▶ EXERCISE AIM: Some lines in the records below may hold the word "normMatrix"; give the number of those lines and nothing else.

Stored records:
•••

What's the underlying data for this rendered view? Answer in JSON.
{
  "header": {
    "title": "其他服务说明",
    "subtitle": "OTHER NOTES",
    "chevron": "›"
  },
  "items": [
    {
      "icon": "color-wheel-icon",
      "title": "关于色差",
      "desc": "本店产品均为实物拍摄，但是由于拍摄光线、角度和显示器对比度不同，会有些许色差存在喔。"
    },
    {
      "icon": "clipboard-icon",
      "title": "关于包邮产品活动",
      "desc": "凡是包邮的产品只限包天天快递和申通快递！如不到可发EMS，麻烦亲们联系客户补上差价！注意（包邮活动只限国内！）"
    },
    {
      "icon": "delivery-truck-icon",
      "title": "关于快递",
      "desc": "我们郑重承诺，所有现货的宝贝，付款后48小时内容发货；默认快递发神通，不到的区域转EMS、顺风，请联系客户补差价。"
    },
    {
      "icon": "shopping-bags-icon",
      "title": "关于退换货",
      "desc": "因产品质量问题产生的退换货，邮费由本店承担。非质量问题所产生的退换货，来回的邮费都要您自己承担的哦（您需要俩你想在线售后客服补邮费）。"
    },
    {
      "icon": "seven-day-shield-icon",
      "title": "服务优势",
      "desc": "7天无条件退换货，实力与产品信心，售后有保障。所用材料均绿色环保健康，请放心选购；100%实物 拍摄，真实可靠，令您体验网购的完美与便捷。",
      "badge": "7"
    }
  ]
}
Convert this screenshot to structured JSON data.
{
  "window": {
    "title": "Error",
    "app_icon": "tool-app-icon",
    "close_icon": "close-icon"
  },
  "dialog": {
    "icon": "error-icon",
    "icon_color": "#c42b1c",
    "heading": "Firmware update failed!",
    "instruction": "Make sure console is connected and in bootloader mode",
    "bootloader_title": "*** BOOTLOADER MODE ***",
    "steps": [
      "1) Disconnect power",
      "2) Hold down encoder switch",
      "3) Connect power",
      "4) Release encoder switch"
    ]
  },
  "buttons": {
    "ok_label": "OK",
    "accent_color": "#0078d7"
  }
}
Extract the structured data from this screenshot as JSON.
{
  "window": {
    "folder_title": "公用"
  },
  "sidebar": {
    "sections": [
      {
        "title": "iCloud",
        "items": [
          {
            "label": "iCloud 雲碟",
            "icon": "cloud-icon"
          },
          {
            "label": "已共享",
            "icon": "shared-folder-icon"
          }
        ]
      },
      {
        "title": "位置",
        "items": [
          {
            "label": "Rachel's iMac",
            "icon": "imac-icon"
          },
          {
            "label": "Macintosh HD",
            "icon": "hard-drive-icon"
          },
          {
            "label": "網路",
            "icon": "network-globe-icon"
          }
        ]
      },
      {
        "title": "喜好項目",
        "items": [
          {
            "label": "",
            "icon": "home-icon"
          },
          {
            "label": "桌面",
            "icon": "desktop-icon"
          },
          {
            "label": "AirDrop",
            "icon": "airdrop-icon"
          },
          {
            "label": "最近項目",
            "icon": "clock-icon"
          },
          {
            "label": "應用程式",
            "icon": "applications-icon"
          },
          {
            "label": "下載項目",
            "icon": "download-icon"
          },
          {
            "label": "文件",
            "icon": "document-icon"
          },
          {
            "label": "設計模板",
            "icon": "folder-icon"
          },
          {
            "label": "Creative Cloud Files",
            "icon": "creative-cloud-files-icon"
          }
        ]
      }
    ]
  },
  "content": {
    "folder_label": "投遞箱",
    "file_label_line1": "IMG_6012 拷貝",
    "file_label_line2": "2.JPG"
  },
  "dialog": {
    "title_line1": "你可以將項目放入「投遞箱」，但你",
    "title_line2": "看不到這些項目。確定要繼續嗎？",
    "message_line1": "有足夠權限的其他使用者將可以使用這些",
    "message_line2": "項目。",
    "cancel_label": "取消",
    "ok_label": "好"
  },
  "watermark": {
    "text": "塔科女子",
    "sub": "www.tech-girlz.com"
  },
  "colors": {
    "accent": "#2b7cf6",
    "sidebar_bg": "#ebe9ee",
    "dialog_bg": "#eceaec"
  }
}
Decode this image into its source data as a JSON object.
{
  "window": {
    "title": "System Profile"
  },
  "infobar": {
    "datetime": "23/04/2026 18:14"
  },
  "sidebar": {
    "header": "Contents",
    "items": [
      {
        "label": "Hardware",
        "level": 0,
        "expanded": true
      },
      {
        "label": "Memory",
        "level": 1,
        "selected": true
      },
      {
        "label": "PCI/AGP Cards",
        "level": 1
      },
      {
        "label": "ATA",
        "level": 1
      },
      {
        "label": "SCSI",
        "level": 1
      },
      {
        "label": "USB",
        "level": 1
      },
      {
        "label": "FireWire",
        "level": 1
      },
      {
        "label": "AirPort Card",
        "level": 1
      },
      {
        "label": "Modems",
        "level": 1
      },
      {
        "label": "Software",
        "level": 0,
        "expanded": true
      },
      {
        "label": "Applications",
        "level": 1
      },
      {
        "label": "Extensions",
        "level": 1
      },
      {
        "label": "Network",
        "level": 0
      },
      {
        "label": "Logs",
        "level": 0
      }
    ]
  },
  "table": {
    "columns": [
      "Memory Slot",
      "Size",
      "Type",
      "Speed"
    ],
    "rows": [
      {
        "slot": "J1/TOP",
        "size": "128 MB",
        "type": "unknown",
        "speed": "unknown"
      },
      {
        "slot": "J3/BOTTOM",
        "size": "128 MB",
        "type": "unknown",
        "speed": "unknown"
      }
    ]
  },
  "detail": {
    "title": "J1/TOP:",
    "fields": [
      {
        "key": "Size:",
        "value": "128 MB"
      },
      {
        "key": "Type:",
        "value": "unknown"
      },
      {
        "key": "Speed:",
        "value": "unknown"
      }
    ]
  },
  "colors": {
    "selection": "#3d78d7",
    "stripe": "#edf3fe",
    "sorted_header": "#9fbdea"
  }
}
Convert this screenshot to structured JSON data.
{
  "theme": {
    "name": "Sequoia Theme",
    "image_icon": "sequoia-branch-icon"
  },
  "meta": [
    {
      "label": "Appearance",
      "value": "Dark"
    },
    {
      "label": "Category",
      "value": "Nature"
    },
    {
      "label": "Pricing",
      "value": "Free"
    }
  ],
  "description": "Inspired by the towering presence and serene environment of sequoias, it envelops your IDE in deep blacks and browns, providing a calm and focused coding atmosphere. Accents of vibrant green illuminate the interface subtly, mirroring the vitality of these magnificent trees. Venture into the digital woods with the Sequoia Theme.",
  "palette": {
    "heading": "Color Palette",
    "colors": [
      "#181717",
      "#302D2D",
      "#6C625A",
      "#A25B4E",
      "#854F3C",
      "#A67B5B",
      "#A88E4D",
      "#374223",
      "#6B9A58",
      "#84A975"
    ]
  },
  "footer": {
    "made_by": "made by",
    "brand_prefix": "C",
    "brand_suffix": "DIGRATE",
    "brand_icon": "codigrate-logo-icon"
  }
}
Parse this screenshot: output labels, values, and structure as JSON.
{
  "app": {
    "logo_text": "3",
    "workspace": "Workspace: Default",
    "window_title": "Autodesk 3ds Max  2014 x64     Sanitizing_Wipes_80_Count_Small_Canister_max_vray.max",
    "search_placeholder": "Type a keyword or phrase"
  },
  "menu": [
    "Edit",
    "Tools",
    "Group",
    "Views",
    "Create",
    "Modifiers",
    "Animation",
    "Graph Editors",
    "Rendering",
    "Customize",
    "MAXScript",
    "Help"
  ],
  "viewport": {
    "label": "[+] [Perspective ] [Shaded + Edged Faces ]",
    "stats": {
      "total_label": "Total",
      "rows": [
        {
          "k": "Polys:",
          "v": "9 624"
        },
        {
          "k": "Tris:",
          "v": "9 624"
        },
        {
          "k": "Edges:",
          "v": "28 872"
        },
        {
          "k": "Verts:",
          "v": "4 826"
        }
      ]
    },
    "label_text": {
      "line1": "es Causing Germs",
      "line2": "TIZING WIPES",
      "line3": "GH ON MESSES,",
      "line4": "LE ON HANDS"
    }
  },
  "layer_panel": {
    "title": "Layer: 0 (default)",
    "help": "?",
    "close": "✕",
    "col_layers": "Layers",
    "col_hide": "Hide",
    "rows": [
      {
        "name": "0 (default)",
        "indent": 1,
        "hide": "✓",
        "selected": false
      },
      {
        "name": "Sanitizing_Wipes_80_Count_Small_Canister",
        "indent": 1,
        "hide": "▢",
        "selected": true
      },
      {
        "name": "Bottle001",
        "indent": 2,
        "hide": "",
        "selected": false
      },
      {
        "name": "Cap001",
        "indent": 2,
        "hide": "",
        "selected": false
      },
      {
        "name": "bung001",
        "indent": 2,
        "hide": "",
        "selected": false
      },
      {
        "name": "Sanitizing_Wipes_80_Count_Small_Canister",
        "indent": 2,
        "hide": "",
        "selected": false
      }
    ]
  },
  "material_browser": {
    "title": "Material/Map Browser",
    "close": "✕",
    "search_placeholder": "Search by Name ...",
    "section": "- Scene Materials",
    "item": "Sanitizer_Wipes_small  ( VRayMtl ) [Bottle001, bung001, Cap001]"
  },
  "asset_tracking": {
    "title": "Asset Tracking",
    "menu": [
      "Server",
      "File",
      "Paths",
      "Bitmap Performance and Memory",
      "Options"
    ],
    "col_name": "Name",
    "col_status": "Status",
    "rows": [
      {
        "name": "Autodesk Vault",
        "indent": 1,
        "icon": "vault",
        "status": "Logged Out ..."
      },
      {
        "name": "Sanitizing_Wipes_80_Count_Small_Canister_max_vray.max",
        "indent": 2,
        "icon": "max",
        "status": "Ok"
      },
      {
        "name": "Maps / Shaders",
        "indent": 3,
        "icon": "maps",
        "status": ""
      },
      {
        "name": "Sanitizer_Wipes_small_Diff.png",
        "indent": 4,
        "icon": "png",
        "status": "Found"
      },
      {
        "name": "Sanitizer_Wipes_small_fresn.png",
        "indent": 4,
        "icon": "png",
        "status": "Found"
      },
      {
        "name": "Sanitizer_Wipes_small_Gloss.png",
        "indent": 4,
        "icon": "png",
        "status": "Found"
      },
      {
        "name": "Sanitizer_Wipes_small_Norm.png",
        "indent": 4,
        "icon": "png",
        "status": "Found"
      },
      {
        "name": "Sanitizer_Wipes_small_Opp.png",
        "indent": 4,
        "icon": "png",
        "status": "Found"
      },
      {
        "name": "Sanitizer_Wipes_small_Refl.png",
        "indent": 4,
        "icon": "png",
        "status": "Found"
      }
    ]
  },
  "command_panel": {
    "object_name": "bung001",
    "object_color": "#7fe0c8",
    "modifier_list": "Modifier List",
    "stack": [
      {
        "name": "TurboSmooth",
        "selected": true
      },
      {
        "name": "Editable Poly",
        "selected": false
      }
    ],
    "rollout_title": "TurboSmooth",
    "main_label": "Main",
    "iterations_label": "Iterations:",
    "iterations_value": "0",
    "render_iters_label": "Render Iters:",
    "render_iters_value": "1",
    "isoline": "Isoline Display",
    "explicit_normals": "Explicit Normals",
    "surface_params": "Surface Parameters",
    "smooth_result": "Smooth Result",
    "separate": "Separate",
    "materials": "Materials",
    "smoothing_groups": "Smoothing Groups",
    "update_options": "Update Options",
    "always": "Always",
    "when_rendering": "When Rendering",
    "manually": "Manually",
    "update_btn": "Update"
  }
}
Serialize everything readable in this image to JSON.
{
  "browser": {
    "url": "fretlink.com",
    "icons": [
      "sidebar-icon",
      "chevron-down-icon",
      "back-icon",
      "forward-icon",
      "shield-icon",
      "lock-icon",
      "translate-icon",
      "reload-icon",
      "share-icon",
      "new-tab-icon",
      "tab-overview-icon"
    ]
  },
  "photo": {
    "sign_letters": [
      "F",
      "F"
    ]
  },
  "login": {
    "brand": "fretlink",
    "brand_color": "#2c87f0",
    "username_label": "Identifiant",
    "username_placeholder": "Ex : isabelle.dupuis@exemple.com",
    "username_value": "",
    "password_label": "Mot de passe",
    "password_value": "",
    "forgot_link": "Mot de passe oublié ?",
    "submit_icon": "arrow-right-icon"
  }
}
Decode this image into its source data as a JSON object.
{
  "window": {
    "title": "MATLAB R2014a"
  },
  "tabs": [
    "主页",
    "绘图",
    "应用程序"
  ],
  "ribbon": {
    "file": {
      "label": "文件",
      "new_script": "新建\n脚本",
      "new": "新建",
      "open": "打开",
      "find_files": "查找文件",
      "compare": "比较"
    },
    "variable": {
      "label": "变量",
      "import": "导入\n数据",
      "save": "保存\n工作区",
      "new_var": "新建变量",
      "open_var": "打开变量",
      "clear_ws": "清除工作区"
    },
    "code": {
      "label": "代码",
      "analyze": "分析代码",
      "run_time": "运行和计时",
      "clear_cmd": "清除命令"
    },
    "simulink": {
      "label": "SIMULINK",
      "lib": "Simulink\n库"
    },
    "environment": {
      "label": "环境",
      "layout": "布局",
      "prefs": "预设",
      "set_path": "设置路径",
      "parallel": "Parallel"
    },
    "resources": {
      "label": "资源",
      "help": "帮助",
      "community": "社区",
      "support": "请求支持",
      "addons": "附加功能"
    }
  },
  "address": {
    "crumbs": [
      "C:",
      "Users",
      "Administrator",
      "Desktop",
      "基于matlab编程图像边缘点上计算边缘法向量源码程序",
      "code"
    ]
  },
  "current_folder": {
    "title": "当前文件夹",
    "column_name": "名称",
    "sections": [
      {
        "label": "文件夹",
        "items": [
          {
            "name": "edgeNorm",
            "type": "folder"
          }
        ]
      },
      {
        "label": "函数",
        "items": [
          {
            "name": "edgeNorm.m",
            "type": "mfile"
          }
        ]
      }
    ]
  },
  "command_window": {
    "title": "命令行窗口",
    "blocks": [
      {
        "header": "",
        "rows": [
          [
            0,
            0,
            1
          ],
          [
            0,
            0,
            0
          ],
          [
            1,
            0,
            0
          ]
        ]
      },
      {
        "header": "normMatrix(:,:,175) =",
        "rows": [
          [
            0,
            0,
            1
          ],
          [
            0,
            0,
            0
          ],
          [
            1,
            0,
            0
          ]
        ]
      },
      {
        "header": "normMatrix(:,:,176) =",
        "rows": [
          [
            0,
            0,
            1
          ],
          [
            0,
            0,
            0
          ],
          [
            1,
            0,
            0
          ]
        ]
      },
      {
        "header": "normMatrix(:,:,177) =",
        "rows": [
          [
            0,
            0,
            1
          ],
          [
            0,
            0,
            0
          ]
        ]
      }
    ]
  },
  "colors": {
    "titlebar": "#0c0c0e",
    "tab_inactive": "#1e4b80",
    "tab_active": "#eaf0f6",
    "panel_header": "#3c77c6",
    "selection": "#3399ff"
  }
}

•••

▶ SOLUTION BELOW: 3